*DESCRIPTION OF THE TASK*. The expected output is the data itself, duplicated in full.

*DATA LISTING*.
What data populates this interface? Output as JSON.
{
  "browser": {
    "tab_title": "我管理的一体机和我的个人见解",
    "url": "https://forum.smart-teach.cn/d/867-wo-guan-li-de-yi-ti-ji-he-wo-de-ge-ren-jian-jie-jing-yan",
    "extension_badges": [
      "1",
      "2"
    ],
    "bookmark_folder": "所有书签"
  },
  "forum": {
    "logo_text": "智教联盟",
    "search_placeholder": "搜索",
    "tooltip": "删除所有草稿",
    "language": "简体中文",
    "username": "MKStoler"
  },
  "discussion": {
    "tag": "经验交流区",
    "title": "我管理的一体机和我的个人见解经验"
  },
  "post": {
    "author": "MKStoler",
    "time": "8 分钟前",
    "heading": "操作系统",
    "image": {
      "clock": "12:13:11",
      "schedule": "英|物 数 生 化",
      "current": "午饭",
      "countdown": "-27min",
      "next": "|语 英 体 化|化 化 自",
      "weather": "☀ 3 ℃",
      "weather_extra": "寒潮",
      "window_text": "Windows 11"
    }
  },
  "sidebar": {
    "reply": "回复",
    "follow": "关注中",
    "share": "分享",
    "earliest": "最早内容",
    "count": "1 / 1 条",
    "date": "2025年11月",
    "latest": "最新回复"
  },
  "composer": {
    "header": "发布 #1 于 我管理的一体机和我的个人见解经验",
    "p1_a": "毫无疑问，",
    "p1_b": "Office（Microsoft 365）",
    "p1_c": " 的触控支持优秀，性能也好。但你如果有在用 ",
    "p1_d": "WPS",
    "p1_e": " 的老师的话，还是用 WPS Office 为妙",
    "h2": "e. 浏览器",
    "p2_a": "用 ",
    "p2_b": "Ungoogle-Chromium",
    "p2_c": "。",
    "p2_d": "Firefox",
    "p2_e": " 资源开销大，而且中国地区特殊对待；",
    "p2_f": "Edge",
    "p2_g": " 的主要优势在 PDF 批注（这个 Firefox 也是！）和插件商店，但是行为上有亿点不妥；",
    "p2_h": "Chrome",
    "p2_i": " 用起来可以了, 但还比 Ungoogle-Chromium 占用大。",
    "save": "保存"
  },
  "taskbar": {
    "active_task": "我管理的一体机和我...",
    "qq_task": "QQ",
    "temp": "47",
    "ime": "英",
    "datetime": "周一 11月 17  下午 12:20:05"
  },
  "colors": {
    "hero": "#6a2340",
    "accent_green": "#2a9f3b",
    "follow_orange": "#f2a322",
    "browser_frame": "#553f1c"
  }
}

*SOLUTION TO THE EXERCISE*.
What data populates this interface? Output as JSON.
{
  "browser": {
    "tab_title": "我管理的一体机和我的个人见解",
    "url": "https://forum.smart-teach.cn/d/867-wo-guan-li-de-yi-ti-ji-he-wo-de-ge-ren-jian-jie-jing-yan",
    "extension_badges": [
      "1",
      "2"
    ],
    "bookmark_folder": "所有书签"
  },
  "forum": {
    "logo_text": "智教联盟",
    "search_placeholder": "搜索",
    "tooltip": "删除所有草稿",
    "language": "简体中文",
    "username": "MKStoler"
  },
  "discussion": {
    "tag": "经验交流区",
    "title": "我管理的一体机和我的个人见解经验"
  },
  "post": {
    "author": "MKStoler",
    "time": "8 分钟前",
    "heading": "操作系统",
    "image": {
      "clock": "12:13:11",
      "schedule": "英|物 数 生 化",
      "current": "午饭",
      "countdown": "-27min",
      "next": "|语 英 体 化|化 化 自",
      "weather": "☀ 3 ℃",
      "weather_extra": "寒潮",
      "window_text": "Windows 11"
    }
  },
  "sidebar": {
    "reply": "回复",
    "follow": "关注中",
    "share": "分享",
    "earliest": "最早内容",
    "count": "1 / 1 条",
    "date": "2025年11月",
    "latest": "最新回复"
  },
  "composer": {
    "header": "发布 #1 于 我管理的一体机和我的个人见解经验",
    "p1_a": "毫无疑问，",
    "p1_b": "Office（Microsoft 365）",
    "p1_c": " 的触控支持优秀，性能也好。但你如果有在用 ",
    "p1_d": "WPS",
    "p1_e": " 的老师的话，还是用 WPS Office 为妙",
    "h2": "e. 浏览器",
    "p2_a": "用 ",
    "p2_b": "Ungoogle-Chromium",
    "p2_c": "。",
    "p2_d": "Firefox",
    "p2_e": " 资源开销大，而且中国地区特殊对待；",
    "p2_f": "Edge",
    "p2_g": " 的主要优势在 PDF 批注（这个 Firefox 也是！）和插件商店，但是行为上有亿点不妥；",
    "p2_h": "Chrome",
    "p2_i": " 用起来可以了, 但还比 Ungoogle-Chromium 占用大。",
    "save": "保存"
  },
  "taskbar": {
    "active_task": "我管理的一体机和我...",
    "qq_task": "QQ",
    "temp": "47",
    "ime": "英",
    "datetime": "周一 11月 17  下午 12:20:05"
  },
  "colors": {
    "hero": "#6a2340",
    "accent_green": "#2a9f3b",
    "follow_orange": "#f2a322",
    "browser_frame": "#553f1c"
  }
}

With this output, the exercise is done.